▶ _YOUR INSTRUCTIONS_
The lines of the records that include "kind" should all be copied.

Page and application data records
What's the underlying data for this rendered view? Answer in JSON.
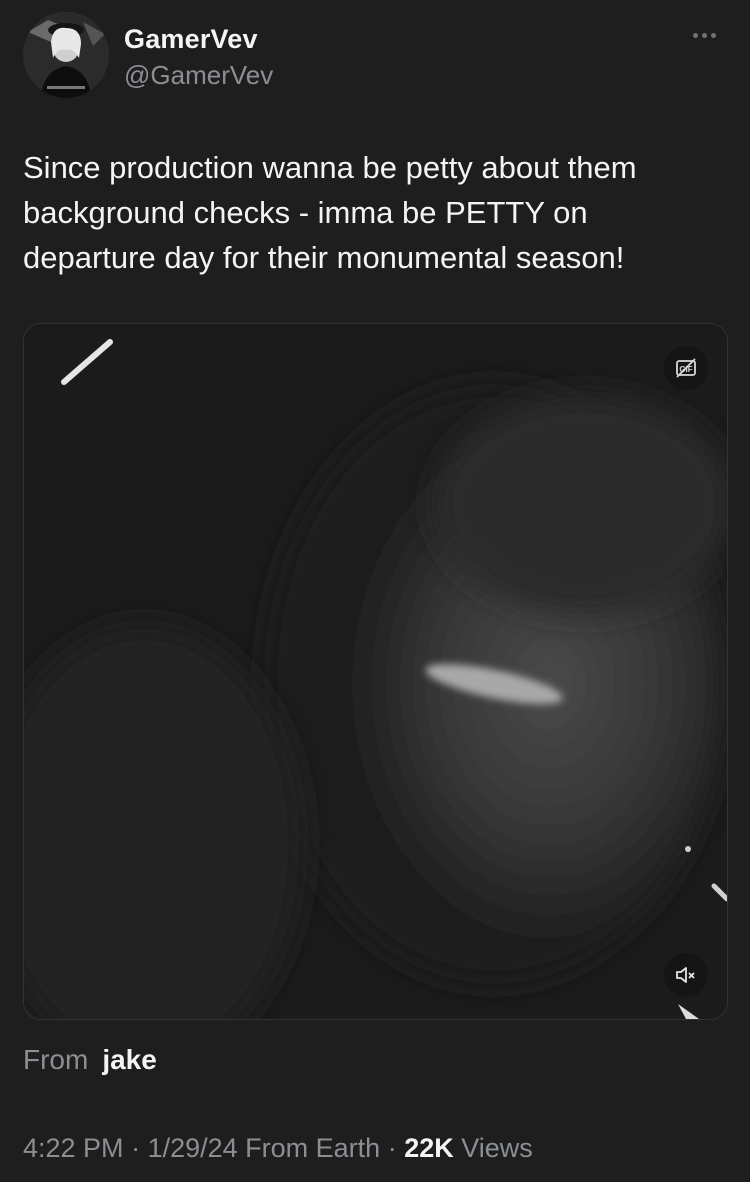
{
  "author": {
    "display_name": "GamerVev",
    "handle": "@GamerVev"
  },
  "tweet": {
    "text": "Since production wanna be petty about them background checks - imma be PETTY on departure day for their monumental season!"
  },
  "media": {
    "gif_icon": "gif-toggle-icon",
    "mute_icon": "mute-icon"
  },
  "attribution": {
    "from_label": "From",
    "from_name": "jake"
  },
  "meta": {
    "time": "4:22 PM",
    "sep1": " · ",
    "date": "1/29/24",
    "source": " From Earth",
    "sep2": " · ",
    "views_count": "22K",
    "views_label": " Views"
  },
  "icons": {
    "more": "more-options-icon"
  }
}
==
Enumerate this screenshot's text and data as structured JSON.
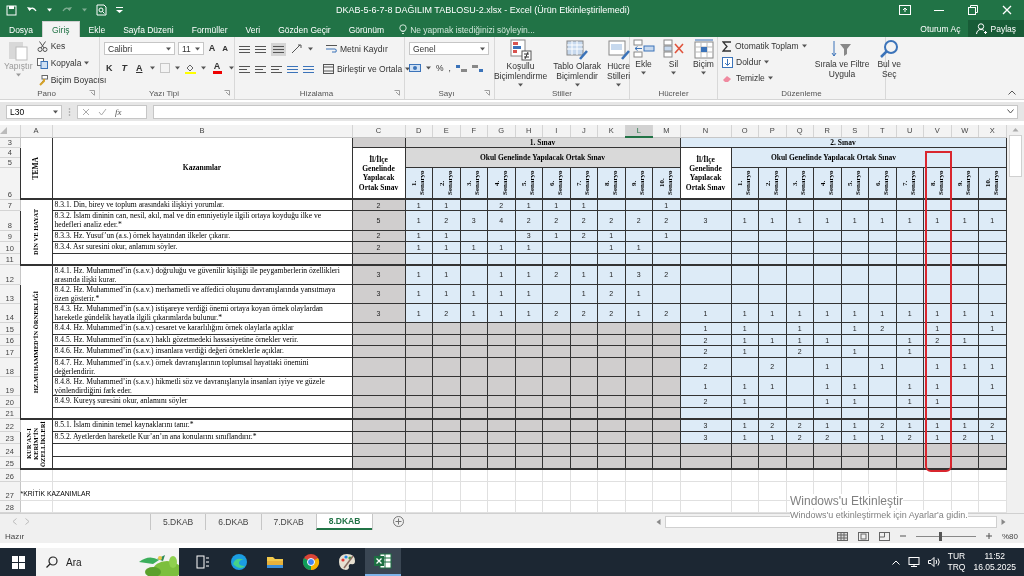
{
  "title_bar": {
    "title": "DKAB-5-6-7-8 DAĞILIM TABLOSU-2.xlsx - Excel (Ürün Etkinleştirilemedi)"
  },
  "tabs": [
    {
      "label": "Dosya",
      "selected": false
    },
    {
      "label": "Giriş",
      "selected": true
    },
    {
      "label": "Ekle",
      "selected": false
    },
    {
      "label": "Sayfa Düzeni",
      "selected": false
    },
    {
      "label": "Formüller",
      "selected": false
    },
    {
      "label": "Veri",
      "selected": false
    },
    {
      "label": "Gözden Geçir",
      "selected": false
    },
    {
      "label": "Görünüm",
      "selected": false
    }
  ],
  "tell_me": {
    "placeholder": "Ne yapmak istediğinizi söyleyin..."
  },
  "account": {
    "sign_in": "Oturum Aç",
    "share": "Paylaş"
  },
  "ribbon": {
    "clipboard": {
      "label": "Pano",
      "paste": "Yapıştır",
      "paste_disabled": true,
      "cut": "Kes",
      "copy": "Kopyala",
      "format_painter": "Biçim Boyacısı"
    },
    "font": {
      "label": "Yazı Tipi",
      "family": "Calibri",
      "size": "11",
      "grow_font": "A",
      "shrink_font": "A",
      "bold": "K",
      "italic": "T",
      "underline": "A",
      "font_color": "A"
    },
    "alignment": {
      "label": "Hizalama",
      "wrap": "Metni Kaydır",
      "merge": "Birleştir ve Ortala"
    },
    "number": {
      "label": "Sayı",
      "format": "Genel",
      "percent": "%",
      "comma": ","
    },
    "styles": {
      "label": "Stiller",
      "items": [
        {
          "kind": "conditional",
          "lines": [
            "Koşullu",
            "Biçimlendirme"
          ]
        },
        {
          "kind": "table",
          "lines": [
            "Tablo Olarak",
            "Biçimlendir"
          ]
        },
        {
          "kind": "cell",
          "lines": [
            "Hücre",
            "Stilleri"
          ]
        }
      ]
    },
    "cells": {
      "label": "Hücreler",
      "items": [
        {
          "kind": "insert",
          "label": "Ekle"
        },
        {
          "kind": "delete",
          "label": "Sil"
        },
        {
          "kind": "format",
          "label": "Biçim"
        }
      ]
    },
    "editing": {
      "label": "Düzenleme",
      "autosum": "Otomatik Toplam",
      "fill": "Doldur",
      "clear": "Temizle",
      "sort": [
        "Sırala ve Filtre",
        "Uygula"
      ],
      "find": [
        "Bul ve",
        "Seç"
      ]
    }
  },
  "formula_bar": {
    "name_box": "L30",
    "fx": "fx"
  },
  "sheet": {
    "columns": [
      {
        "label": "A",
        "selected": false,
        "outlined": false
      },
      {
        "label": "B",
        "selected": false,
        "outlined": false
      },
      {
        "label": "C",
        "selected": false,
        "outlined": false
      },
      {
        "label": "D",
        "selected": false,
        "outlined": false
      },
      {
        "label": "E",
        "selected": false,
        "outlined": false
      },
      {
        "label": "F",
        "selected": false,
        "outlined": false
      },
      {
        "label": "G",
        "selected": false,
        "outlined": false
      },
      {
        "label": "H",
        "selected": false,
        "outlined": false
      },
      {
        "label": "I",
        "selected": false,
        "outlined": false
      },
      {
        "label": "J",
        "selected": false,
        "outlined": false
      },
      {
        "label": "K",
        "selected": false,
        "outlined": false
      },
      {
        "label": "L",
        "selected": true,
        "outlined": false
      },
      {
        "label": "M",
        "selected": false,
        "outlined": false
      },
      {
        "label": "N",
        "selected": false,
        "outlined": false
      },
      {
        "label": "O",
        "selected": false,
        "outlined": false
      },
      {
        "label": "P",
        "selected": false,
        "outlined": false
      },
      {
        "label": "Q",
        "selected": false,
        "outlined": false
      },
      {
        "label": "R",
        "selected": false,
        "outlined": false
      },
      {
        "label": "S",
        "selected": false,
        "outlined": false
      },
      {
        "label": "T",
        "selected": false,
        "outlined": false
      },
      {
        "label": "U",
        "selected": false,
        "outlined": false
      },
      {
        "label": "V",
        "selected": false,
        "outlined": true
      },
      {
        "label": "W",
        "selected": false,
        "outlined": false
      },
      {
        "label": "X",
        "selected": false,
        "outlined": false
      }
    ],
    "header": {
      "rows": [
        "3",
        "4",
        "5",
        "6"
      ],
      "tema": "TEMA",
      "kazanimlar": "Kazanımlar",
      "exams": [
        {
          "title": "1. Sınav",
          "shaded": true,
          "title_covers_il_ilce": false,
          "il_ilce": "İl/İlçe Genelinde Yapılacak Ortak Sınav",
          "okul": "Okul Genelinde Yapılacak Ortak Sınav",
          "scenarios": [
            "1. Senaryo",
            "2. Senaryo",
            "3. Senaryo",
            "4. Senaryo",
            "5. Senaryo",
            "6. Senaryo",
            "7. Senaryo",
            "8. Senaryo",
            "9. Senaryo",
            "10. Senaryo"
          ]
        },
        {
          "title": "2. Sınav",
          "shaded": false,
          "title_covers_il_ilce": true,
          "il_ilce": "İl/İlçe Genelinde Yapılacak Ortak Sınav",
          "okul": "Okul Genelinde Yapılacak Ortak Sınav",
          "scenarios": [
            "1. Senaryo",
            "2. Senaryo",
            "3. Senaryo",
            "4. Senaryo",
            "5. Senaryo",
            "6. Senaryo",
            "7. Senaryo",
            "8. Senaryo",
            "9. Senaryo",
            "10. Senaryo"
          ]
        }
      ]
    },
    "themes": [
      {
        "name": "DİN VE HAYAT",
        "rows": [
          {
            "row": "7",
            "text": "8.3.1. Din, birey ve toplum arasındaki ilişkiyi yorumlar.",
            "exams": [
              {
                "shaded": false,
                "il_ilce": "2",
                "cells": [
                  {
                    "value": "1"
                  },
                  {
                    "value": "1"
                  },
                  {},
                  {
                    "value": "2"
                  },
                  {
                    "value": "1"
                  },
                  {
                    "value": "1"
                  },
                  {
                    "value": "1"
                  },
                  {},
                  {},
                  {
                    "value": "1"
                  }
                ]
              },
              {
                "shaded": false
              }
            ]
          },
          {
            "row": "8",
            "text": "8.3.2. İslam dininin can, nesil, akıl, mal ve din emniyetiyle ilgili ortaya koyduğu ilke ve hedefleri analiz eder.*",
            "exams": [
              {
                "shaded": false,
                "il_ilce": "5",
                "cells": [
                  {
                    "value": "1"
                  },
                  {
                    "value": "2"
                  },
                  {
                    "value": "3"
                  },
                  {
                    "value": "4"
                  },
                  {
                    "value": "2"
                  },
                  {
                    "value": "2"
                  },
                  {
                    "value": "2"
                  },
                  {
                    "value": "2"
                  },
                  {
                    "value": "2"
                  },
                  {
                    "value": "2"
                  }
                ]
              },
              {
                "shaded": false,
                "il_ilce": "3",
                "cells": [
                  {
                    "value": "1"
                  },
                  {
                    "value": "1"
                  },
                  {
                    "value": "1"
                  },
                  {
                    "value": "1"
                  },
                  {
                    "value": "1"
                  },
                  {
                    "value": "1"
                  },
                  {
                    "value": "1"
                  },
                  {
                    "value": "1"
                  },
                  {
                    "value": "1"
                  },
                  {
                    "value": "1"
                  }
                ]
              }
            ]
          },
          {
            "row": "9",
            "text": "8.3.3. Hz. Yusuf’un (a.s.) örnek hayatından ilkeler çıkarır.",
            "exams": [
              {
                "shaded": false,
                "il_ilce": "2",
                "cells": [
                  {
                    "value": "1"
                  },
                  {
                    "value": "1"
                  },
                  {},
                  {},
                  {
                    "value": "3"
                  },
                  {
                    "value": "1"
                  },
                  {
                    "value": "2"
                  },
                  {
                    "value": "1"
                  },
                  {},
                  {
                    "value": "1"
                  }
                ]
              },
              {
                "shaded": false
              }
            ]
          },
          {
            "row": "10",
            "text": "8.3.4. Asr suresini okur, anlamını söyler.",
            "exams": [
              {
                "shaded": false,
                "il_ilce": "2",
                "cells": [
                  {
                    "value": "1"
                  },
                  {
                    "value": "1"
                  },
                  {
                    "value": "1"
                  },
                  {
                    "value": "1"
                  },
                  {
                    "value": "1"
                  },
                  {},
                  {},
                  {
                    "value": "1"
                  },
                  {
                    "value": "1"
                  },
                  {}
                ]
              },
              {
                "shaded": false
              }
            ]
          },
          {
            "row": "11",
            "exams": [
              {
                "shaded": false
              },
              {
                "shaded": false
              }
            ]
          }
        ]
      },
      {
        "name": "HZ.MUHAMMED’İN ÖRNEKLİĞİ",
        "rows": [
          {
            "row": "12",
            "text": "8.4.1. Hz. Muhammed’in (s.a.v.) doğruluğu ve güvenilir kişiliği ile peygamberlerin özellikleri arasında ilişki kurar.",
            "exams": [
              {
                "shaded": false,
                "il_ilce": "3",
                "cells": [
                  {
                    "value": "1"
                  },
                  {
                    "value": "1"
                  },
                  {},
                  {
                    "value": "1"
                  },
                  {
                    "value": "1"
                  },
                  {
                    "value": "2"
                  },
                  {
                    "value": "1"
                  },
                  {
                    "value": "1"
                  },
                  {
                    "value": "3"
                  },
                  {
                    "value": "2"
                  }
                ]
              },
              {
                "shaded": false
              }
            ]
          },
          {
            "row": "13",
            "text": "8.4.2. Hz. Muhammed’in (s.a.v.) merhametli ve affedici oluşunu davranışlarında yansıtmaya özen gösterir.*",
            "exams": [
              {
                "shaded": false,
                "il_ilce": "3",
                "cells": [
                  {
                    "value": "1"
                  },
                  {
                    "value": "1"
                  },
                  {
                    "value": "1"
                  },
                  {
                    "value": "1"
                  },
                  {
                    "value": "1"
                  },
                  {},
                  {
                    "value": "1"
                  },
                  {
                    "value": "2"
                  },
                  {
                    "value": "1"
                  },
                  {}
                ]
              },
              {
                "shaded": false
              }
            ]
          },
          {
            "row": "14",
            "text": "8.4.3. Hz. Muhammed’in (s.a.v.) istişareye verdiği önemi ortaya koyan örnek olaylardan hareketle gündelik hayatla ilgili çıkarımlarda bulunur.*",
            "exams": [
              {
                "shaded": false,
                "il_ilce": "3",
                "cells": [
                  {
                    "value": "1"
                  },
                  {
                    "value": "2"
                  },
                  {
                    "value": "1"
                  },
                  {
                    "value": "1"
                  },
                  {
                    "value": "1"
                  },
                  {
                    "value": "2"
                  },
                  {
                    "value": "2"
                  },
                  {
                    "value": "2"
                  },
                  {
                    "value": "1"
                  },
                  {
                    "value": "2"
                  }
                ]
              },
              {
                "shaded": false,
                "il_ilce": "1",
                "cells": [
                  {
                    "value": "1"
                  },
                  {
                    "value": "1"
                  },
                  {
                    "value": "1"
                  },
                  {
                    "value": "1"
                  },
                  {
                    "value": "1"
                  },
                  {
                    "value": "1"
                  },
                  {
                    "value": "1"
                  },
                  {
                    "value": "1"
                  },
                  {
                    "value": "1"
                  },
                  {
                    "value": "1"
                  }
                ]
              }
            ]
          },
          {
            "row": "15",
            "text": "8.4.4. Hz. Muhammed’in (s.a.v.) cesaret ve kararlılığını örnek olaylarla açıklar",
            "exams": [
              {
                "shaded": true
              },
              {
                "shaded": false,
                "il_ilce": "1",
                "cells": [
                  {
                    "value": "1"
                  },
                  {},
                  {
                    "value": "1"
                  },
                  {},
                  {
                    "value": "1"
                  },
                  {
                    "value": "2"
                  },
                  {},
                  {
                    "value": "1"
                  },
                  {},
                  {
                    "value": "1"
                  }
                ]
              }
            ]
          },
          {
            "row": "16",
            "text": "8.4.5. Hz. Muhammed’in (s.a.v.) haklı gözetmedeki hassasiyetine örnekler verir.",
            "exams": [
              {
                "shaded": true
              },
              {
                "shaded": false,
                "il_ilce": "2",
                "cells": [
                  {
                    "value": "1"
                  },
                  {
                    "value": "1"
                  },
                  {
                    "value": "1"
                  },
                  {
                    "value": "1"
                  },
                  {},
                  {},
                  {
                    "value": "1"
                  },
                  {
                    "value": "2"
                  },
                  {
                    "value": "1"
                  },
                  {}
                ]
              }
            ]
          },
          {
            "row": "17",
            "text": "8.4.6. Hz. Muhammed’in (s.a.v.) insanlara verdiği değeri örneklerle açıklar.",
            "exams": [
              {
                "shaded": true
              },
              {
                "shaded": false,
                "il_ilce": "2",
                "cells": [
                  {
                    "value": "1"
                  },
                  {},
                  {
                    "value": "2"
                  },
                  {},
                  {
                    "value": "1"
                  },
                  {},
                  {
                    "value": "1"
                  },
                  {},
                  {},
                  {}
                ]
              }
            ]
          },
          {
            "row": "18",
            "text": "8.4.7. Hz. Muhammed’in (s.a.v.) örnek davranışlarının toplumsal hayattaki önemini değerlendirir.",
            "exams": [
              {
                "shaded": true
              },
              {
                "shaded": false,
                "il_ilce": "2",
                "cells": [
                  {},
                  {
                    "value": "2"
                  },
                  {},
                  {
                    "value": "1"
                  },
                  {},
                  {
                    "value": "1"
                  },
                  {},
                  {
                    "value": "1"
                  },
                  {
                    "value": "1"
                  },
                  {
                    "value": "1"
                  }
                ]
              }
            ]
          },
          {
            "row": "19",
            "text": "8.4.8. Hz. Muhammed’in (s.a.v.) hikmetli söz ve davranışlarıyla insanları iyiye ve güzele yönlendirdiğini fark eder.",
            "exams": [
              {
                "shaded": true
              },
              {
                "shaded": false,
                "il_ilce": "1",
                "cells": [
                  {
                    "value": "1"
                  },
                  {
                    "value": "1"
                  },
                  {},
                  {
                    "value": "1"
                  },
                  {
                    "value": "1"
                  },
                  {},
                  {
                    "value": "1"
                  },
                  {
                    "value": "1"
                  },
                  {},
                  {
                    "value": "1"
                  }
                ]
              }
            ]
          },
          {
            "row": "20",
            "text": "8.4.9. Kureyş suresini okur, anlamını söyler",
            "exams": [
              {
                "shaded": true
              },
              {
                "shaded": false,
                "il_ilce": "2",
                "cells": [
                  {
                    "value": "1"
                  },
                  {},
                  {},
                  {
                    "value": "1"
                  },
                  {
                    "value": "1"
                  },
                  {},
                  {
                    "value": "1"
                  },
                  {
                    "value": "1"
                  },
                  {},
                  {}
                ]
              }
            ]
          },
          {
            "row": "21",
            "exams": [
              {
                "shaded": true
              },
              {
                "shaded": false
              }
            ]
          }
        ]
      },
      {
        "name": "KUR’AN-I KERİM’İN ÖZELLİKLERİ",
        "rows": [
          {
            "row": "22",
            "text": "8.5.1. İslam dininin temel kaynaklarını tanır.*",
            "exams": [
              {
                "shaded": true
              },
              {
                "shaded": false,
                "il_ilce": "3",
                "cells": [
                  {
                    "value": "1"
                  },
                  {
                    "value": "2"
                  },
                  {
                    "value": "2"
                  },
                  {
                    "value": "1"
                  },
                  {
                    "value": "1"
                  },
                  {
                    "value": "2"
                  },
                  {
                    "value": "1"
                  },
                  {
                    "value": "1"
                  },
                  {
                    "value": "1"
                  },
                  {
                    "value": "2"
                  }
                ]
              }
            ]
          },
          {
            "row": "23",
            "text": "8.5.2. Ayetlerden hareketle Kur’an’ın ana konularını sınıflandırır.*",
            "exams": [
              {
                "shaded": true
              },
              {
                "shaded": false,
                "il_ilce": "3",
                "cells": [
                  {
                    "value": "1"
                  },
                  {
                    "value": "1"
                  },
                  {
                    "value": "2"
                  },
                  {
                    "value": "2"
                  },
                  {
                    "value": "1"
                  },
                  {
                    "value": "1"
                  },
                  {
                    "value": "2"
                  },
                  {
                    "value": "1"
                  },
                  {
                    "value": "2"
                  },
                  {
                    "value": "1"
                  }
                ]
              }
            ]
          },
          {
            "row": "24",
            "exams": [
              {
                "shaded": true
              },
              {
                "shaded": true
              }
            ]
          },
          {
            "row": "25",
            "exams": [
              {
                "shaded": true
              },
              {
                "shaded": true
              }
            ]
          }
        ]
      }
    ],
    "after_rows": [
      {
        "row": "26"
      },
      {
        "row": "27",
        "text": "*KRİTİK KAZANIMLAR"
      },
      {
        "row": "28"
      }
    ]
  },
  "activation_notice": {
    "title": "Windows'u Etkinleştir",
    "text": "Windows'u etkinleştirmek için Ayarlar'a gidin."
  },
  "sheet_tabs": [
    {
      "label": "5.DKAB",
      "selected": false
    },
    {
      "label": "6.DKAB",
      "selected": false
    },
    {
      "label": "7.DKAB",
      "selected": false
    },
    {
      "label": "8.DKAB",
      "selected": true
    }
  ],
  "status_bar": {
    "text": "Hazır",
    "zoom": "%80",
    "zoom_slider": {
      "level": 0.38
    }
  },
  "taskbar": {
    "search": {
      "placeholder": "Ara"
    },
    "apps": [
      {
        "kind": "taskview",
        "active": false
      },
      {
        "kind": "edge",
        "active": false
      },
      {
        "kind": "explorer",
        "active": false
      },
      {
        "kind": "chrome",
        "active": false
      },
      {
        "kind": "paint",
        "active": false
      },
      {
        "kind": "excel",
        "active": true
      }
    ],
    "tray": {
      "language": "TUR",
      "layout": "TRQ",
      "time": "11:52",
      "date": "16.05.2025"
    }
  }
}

▶ _SOLUTION_
          "kind": "conditional",
          "kind": "table",
          "kind": "cell",
          "kind": "insert",
          "kind": "delete",
          "kind": "format",
        "kind": "taskview",
        "kind": "edge",
        "kind": "explorer",
        "kind": "chrome",
        "kind": "paint",
        "kind": "excel",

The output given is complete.